“It will be a very difficult environment – it will be hot, and it will be a great experience for this age group to show their individual strengths and team strength, as well as their teamwork,” the 57-year-old said.
“It is good if [their omission] acts as a stimulus to the players not chosen, but if the talented players in this generation don’t seize this opportunity and say, ‘I’m going to the Rio Olympics,’ then it won’t become a stimulus to those not involved.”
Halilhodzic envisions plenty of his players having the opportunity to show what they are capable of owing to the quick turnaround between matches.
“We have to adapt to the conditions, and because we play three games in such a short space of time I will have to use as many players as possible,” he said.
“Modern soccer is becoming incredibly fast. Duels are becoming incredibly aggressive. Teams are becoming incredibly organized and the team that concentrates and adapts wins.
“Teams that win have a certain something, and individual players can also make the difference – particularly when it comes to scoring goals. We have to find players capable of making the difference too.”

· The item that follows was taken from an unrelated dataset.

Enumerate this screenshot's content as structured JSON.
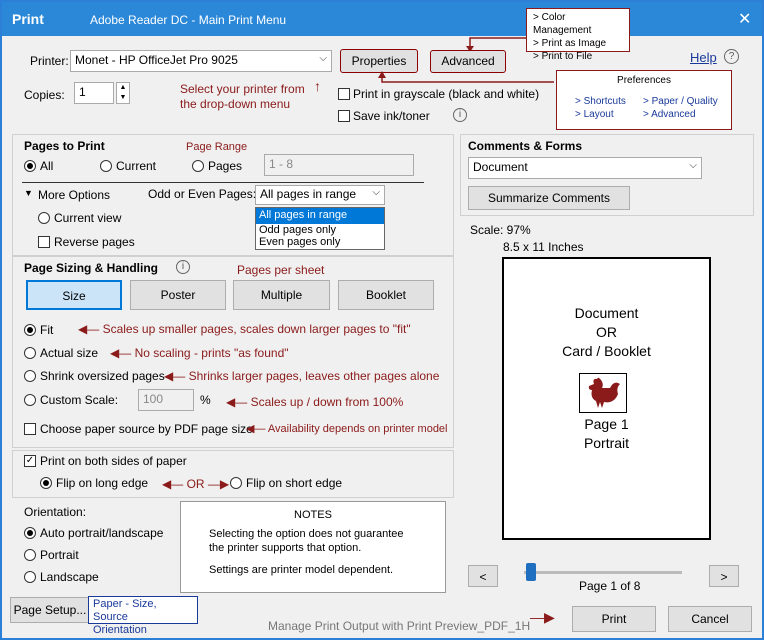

The men get their campaign underway against North Korea on Aug. 2, before taking on South Korea on Aug. 5, and concluding against host China on Aug. 9. For the women, North Korea are first on Aug. 1, South Korea next on Aug. 4, and China last up on Aug. 8.